servation, of individuals who remained for long periods in the trance
state. The case referred to is described at some length ; the patient,
an old woman, had remained in a comatose condition for thirteen
years; the autopsy showed the absence of any gross lesion of the
brain. Any explanation of the nature of hibernation must take
account of the fact that all degrees of functional cessation are found,
from normal sleep to the lowest degree of activity consistent with
the maintenance of life. There is abundant reason to connect these
states together. In sleep the functional activities are lowered ; the
animal, therefore, requires much less food, and its excretions are

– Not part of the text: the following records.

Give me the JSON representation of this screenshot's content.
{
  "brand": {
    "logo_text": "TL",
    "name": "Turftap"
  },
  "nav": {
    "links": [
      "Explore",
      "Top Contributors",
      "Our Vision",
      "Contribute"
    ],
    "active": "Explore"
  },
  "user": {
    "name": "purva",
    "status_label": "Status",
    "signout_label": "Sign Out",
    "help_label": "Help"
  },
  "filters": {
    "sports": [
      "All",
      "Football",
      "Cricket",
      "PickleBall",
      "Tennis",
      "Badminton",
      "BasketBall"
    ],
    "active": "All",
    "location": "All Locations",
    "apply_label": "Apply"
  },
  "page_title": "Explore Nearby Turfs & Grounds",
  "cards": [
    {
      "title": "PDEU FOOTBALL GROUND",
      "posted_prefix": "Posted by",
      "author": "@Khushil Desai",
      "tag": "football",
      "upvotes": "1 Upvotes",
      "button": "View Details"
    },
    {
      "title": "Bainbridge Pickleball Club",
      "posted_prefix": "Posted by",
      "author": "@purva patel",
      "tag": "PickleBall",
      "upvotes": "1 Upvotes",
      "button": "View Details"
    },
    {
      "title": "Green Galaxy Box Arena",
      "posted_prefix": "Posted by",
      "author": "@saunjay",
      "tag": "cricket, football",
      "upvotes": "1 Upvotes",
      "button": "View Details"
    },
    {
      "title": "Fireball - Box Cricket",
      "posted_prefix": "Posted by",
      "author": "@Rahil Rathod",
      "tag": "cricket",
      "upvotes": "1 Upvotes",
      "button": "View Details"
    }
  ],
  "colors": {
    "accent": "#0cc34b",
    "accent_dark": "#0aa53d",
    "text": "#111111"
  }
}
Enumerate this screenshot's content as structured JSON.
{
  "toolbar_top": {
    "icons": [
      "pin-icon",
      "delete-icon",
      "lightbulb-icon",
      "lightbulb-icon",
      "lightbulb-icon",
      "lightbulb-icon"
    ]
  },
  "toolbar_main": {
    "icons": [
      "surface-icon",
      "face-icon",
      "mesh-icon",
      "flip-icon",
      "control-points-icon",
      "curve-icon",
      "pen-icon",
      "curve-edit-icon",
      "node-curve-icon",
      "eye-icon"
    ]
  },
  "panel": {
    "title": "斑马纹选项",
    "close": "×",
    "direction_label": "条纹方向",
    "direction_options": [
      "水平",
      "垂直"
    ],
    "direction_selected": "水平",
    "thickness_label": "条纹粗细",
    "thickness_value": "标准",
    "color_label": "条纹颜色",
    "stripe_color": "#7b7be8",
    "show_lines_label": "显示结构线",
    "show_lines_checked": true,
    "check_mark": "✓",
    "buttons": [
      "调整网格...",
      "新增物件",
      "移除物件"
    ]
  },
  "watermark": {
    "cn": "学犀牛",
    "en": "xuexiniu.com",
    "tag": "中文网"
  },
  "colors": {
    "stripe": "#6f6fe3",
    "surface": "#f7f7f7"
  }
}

greatly diminished. The same laws apply to trance and hiberna-
tion. The hibernation of amphibia, reptilia, etc., is protective,
being the result of adaptation to environment; this explains equally
well why the trait may be lost when the animal is transferred to a
different environment. H. C. WARREN.

Uber die latente Hypermetropie. CL. DU BOIS-REYMOND. Zeitschr.
f. Psych., VIII, 34-43. 1894.
When a hypermetropie person makes use of glasses for the first
time, he is at first unable to accommodate sharply for the furthest
portion of his new accommodation-field ; but after short use he
gains control of a portion of this, differing in extent with his age.
The author attempts to explain this phenomenon. By extending
Donder's presbyopic curve into the first years of childhood, he finds
a value of about twenty diopters for the earliest accommodation.
Dividing the total activity of the ciliary muscle into twenty parts,
he calls each of these units an entony (Entonie), and assumes that
these units are approximately equal. He further assumes that pres-
byopia is dependent only on diminished elasticity of the lens, and
not at all on a weakening of the ciliary muscle. In case a child is
hypermetropie, it fails to gain practice in making use of the first
entonies, in number corresponding to the diopters, which are un-
used; the whole hypermetropia is latent, and a practical far-point of
accommodation is formed. If in later life glasses are used, these